After the conference, students moved from Bardejov to Kosice. Fr. Pavol Hrabovecky, vice-dean of the faculty of theology at the Catholic University in Ruzomberok, met with the delegation there.

“We were delighted and privileged to have the very convivial and conversant Fr. Pavol as our tour guide through the beautiful town of Kosice,” said Judy Hutchinson, student engagement program director at Notre Dame International. “Knowledgeable about the town, its many monuments, its history, and the ethnic make-up of those who inhabit in and around Kosice, the tour was not only pleasant and interesting, but was a cultural learning experience for our entire group.”

St. Elisabeth Cathedral, Košice, Slovakia

Fr. Pavol’s home institution, the Catholic University in Ruzomberok, has a long-standing partnership with the Nanovic Institute as part of the Catholic Universities Partnership (CUP). The CUP began in 2003 as a project to support the elevation and development of Catholic higher education and civil society in post-Soviet Europe. The CUP continues to foster international collaboration among institutions of higher learning across Europe and offer strategic immersion experiences for Nanovic supported students and faculty.

In addition to providing a knowledgeable walking tour of Slovakia’s largest eastern city, Fr. Pavol also provided the delegation with an intimate look into the Cathedral of St. Elisabeth. With its breathtaking Gothic architecture and a history dating back to 1230, the Cathedral of St. Elisabeth is Slovakia’s largest church and one of the easternmost Gothic cathedrals in all of Europe. The Catholic Church plays an important role in Slovakia, and the students, able to reflect together on their journey in St. Elisabeth’s grand halls, were fortunate to have a tour guide tell the history of Slovakia through that lens.

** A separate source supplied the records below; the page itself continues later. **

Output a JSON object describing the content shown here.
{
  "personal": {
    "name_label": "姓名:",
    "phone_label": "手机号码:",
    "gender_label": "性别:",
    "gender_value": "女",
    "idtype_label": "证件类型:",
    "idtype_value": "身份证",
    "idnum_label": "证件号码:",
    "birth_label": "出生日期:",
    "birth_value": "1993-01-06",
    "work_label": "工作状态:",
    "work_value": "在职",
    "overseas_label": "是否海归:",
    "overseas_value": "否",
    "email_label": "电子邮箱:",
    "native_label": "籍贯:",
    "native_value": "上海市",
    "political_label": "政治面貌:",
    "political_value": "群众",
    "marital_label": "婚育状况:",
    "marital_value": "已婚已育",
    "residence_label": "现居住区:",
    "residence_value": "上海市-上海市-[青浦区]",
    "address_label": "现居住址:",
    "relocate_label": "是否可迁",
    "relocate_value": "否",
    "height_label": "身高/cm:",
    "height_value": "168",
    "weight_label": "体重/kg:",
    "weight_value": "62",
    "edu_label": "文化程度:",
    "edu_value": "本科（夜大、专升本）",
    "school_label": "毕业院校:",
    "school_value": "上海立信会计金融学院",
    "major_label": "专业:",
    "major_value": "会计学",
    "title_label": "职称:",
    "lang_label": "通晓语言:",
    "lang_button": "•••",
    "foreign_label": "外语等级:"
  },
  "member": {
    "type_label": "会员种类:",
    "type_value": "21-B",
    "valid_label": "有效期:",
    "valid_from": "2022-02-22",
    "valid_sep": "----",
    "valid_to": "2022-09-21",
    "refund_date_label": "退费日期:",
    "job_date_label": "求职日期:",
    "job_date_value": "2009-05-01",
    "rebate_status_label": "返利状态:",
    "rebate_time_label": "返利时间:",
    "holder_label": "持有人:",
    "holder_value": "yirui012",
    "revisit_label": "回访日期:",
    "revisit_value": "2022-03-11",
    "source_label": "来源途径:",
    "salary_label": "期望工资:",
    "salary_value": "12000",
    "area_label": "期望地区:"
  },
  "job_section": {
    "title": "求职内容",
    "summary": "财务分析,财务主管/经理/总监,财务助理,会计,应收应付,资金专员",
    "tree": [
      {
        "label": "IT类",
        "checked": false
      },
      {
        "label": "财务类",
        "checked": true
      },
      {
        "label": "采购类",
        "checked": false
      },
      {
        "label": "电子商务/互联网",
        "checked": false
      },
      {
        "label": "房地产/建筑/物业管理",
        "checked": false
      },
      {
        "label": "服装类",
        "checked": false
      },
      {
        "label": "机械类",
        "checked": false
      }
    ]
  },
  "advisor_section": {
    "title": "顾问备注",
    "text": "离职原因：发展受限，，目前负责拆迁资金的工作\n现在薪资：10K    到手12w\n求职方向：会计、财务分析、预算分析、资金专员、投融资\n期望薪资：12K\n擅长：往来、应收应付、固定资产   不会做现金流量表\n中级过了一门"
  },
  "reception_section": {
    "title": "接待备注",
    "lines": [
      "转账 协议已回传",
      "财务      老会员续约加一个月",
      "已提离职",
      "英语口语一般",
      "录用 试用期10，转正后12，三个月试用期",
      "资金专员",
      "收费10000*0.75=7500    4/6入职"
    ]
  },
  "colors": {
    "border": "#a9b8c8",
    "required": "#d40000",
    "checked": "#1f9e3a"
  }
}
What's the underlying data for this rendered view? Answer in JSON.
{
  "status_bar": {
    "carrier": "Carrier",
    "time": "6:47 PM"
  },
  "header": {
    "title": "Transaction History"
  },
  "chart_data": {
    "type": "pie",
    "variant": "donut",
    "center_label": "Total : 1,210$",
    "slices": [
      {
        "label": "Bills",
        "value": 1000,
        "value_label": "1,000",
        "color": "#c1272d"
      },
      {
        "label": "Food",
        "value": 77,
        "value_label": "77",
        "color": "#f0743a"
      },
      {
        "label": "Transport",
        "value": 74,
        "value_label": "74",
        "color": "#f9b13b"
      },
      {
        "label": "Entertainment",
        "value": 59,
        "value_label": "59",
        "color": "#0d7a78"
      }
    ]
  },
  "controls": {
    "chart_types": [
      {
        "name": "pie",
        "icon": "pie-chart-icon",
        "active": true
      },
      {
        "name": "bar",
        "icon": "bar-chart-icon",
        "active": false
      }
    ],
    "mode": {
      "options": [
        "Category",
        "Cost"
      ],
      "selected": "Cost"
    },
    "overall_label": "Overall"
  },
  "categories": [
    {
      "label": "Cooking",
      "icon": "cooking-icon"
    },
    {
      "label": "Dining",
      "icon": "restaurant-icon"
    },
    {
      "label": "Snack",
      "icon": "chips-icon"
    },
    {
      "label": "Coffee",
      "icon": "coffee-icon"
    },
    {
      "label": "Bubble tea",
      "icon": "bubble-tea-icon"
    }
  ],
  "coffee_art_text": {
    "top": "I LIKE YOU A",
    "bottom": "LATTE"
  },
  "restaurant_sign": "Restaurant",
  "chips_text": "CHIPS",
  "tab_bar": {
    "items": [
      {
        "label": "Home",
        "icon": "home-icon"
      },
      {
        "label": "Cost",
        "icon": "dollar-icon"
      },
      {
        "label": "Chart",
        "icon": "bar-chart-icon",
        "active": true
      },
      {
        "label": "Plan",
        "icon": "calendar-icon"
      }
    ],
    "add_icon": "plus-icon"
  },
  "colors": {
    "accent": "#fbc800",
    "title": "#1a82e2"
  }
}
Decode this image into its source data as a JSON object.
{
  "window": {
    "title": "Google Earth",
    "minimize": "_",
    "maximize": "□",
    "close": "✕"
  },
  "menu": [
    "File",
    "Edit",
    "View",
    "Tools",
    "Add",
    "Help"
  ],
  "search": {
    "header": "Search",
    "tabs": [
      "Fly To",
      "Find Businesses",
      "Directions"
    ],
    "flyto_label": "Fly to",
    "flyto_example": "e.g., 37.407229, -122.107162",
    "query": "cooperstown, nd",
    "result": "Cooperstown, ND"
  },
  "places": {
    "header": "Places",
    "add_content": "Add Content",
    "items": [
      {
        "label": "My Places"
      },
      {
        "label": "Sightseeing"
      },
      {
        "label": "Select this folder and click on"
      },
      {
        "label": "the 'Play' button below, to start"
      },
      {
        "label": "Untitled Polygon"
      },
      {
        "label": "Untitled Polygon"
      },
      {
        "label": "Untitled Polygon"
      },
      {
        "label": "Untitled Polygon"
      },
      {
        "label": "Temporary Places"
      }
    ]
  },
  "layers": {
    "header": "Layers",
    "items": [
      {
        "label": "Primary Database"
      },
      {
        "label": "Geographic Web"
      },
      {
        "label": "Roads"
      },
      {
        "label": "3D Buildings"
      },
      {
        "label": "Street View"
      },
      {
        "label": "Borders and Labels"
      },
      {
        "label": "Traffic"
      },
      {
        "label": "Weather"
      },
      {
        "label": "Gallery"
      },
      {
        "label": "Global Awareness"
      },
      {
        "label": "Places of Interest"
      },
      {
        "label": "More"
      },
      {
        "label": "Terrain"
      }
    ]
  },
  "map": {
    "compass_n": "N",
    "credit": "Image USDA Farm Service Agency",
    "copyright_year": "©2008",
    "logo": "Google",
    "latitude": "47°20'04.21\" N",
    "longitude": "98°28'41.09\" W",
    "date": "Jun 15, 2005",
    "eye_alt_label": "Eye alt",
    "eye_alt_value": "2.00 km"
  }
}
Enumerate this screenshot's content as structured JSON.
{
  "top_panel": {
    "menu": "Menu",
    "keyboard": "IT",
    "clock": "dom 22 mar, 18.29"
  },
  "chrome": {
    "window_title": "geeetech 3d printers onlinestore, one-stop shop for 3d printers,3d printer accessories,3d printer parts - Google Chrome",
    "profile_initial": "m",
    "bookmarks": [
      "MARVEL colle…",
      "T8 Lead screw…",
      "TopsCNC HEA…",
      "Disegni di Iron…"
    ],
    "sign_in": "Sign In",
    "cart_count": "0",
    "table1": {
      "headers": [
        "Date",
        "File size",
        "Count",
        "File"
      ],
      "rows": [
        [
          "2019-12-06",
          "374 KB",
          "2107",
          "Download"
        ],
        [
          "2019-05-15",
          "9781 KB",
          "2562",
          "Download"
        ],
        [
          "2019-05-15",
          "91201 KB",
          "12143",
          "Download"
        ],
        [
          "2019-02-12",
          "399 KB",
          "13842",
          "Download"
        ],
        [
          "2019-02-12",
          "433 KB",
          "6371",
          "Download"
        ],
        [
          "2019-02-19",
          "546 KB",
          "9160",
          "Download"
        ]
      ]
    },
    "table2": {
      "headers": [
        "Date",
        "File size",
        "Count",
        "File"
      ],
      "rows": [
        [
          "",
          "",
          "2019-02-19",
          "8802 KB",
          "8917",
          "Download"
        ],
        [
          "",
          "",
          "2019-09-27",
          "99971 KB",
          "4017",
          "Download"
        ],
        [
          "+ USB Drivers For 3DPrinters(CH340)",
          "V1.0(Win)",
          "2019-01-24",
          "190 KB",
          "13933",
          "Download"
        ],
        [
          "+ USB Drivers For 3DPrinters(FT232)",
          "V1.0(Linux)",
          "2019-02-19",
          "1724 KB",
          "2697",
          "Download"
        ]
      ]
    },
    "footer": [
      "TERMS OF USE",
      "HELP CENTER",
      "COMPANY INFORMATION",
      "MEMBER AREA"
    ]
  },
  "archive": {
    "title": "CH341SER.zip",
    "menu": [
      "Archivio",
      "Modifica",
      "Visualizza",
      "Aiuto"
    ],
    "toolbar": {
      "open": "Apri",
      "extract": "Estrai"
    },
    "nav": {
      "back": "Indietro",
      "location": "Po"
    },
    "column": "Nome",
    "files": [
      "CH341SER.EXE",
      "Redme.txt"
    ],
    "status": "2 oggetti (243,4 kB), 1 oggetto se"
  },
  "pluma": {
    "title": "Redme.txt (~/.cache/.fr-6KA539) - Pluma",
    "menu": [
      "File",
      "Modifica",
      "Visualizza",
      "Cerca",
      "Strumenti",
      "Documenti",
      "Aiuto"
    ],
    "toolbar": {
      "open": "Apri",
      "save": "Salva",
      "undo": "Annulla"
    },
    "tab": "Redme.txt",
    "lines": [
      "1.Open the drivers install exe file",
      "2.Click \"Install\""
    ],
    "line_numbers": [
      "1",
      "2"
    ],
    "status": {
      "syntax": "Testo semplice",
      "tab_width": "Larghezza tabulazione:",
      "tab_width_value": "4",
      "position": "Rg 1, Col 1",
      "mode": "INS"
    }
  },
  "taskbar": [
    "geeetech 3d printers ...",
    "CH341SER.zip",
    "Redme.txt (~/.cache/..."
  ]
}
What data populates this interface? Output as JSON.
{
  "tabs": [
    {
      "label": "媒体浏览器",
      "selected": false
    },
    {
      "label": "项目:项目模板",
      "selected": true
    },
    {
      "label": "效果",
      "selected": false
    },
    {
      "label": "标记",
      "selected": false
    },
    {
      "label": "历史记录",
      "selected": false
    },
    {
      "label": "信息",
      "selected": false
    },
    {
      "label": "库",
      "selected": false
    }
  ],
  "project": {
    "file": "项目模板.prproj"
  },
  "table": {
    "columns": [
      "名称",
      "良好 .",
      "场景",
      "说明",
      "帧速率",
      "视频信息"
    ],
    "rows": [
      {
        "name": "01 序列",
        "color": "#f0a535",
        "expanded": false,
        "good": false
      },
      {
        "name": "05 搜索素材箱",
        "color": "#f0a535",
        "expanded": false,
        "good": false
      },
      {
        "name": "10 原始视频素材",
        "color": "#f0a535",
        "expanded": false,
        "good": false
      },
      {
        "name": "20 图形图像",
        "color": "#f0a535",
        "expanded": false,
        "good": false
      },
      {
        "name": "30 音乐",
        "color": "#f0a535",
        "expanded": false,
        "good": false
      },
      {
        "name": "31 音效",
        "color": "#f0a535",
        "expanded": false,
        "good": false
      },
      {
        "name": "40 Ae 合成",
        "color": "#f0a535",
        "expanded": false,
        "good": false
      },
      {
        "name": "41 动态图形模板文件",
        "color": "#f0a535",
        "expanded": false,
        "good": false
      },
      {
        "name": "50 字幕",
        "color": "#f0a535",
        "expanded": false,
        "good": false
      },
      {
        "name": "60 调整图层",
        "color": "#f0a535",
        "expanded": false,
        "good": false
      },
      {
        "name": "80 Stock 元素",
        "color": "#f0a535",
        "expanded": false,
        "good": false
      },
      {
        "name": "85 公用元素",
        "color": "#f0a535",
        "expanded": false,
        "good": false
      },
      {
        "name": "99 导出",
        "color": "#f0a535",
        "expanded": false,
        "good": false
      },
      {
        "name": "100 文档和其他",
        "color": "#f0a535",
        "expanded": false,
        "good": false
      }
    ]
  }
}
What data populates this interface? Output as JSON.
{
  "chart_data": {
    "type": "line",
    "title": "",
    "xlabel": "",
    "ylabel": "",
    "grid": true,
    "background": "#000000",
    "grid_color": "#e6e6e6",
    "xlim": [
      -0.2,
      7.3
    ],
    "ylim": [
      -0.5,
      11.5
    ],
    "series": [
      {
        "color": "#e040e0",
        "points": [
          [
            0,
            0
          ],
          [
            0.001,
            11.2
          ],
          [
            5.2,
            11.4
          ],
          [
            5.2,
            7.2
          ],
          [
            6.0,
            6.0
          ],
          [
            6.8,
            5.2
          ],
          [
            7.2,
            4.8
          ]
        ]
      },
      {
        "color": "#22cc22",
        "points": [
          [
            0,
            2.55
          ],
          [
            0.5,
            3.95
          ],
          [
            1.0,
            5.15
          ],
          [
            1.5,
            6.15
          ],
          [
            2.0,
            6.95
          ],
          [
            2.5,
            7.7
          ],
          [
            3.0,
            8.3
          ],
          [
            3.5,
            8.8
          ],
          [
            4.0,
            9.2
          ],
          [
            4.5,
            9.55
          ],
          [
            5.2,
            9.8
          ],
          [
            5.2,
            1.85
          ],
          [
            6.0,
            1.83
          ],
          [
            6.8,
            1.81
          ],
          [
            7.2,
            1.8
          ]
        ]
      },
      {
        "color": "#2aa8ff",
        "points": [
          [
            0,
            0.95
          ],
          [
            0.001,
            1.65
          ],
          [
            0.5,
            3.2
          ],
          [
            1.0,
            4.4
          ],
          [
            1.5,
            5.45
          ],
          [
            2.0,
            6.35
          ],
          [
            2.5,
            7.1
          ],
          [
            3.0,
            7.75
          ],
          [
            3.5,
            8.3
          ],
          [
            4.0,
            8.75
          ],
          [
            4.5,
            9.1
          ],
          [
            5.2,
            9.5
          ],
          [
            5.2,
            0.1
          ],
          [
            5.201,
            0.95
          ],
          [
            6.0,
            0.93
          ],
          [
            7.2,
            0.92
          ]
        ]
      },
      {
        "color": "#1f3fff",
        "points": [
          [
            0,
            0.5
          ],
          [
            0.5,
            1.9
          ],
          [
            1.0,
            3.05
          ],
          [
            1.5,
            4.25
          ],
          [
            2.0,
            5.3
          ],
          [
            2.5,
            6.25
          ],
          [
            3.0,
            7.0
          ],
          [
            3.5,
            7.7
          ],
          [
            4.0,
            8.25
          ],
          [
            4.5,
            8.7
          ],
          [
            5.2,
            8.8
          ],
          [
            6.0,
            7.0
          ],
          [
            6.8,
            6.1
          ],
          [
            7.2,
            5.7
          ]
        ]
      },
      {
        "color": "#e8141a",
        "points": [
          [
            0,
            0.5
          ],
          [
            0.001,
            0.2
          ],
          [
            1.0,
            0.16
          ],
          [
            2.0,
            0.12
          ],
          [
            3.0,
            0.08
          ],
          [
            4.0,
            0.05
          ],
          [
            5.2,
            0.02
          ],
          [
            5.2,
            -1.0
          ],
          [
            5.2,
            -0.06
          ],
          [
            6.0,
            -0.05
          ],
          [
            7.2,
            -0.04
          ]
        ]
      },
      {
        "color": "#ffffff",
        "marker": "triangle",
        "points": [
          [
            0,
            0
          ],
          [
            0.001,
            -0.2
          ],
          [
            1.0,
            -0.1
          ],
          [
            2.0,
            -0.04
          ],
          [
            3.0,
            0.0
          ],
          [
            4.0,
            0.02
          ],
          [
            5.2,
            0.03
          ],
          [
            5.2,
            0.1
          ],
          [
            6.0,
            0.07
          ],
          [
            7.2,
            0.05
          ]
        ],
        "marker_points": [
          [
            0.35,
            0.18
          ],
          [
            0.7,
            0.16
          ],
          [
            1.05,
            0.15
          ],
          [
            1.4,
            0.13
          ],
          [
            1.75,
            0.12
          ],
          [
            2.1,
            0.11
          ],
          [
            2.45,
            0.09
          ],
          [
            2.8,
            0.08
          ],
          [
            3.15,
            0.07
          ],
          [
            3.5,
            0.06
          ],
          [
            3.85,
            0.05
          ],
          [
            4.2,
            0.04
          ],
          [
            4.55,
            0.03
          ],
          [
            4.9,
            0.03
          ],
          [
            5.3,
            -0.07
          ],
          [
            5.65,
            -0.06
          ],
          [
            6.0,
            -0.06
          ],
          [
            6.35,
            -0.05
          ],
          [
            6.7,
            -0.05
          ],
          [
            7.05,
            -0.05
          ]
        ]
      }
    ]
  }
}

“This internship program, which features educational opportunities such as this trip to Slovakia, is one of the most rewarding things I have been part of,” Hutchinson said.

The Catholic School Internship Program, buttressed by the Nanovic Institute and its Catholic Universities Partnership, is part of an impressive and ever-expanding internship program at the London Global Gateway. During their semester abroad, students in London have the opportunity to work within multinational organizations, local business, charities, and even within the government at Westminster. These placements offer students additional opportunities for educational exchange and foster authentic study abroad experiences. An opportunity to make long-lasting connections with people outside of their usual social groups, the internship experience goes a long way in students’ formation as global citizens.

ABOUT THE AUTHOR: Steven Lemke, a 2019 MFA graduate from the University of Notre Dame’s Department of Art, Art History & Design, received a 2019-2020 U.S. Fulbright Open Study/Research Fellowship to Slovakia to explore the relationship between communal architecture and identity, which Lemke states “would not have been possible without the critical support of the Nanovic Institute for European Studies and its Catholic Universities Partnership during the rigorous application process.” Through a partnership with the Academy of Fine Arts and Design in Bratislava, the capital of Slovakia, Lemke has been working in the studio community and incorporating digital fabrication design into his work and conducts a series of visiting artist workshops with the art education program at the Catholic University in Ruzomberok. While a graduate student, Lemke also received a travel and research grant from the Nanovic Institute’s Snider Family Endowment for Excellence in European Studies.

Credits:

Created with images by Martin Katler - "untitled image" • Mohammed Thoufik - "St.Elisabeth Cathedral,Kosice,Slovakia"